EXERCISE GOAL: Wherever a line of the records contains "Désactivé", copy that line.

(Interface dataset entries)
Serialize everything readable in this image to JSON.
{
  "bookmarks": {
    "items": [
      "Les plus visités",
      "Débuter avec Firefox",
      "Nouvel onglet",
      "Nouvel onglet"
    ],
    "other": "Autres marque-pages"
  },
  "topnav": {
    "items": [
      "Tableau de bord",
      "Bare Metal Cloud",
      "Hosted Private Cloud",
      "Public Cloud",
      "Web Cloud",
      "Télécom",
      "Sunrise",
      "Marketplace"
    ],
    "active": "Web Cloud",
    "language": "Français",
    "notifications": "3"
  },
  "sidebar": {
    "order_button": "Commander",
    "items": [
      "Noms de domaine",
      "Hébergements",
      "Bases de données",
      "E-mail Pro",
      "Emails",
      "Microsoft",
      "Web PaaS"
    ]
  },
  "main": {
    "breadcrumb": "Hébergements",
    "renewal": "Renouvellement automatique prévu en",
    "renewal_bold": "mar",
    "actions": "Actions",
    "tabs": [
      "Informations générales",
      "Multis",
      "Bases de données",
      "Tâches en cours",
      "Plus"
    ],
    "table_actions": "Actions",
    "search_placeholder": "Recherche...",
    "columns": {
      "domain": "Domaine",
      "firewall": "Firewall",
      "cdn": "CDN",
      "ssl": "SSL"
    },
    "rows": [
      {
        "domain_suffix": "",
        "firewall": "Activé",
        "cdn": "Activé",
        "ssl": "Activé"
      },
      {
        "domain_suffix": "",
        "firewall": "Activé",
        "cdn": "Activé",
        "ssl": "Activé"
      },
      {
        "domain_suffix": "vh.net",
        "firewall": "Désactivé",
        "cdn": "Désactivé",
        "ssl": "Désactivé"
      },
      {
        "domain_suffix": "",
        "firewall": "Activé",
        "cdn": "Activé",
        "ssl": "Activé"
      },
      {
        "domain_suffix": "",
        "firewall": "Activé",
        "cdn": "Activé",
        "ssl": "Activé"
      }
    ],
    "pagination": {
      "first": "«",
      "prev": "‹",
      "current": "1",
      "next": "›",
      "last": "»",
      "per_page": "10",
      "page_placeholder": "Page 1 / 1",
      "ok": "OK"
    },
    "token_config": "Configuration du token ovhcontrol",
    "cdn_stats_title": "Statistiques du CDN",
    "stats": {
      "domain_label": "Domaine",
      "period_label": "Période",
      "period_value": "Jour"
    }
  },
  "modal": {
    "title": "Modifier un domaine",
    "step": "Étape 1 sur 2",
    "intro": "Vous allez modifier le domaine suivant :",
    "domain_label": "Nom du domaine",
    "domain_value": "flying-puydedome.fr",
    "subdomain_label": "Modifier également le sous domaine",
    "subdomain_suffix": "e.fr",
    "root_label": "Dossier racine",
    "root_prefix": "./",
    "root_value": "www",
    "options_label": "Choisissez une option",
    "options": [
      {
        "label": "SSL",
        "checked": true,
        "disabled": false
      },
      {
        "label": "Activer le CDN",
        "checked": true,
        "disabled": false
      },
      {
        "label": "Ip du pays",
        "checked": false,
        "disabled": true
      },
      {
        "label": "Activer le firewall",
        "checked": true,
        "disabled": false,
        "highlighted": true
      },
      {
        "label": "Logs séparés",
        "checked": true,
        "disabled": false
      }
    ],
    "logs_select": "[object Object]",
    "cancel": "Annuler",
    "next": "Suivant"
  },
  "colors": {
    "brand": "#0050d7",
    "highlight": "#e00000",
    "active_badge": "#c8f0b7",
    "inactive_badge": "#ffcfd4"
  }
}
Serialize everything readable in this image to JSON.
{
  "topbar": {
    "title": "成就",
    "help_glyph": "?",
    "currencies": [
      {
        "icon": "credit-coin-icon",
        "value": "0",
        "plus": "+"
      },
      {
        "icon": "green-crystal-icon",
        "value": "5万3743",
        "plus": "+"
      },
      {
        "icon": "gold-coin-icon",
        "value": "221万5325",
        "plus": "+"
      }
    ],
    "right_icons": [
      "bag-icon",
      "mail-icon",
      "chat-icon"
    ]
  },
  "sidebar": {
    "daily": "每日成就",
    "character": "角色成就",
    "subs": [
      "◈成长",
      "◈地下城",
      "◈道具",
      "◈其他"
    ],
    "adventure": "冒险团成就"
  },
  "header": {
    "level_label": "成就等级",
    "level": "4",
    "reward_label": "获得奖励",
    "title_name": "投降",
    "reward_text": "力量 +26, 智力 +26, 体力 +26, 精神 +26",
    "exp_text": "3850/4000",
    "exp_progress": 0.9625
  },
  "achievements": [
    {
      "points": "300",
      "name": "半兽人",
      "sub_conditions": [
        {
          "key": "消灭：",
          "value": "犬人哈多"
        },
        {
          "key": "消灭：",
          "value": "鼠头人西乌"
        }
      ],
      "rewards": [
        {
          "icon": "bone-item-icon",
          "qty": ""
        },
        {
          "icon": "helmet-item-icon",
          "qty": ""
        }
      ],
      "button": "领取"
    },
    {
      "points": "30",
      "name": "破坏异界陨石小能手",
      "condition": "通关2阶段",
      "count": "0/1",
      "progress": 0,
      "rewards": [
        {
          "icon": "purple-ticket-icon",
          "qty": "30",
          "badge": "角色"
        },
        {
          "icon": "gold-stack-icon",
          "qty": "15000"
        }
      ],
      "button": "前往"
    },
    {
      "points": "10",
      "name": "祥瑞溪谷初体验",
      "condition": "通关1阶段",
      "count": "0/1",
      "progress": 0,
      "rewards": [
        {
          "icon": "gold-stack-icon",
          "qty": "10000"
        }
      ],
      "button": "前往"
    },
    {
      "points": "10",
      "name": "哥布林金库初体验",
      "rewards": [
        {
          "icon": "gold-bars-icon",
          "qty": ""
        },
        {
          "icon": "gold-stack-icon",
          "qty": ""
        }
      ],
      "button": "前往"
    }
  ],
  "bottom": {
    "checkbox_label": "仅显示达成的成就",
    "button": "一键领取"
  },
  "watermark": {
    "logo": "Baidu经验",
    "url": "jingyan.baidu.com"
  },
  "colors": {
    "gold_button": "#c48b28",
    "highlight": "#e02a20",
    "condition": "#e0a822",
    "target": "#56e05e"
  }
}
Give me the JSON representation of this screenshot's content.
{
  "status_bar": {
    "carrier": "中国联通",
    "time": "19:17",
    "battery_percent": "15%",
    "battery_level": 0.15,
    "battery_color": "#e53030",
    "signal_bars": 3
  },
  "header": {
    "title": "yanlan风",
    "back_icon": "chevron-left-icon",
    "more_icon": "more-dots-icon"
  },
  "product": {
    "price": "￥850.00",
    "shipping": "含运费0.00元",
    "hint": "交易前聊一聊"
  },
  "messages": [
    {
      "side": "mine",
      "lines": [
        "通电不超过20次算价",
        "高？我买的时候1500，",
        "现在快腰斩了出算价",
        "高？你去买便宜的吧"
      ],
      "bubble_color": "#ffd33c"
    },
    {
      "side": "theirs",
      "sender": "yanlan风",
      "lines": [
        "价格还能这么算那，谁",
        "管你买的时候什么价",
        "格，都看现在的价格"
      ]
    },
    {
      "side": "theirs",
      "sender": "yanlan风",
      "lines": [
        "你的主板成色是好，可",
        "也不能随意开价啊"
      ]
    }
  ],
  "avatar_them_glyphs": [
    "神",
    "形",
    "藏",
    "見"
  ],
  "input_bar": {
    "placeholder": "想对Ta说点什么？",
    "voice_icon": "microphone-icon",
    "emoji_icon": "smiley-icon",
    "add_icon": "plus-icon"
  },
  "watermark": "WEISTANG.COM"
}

RESULT OF THE TASK:
        "firewall": "Désactivé",
        "cdn": "Désactivé",
        "ssl": "Désactivé"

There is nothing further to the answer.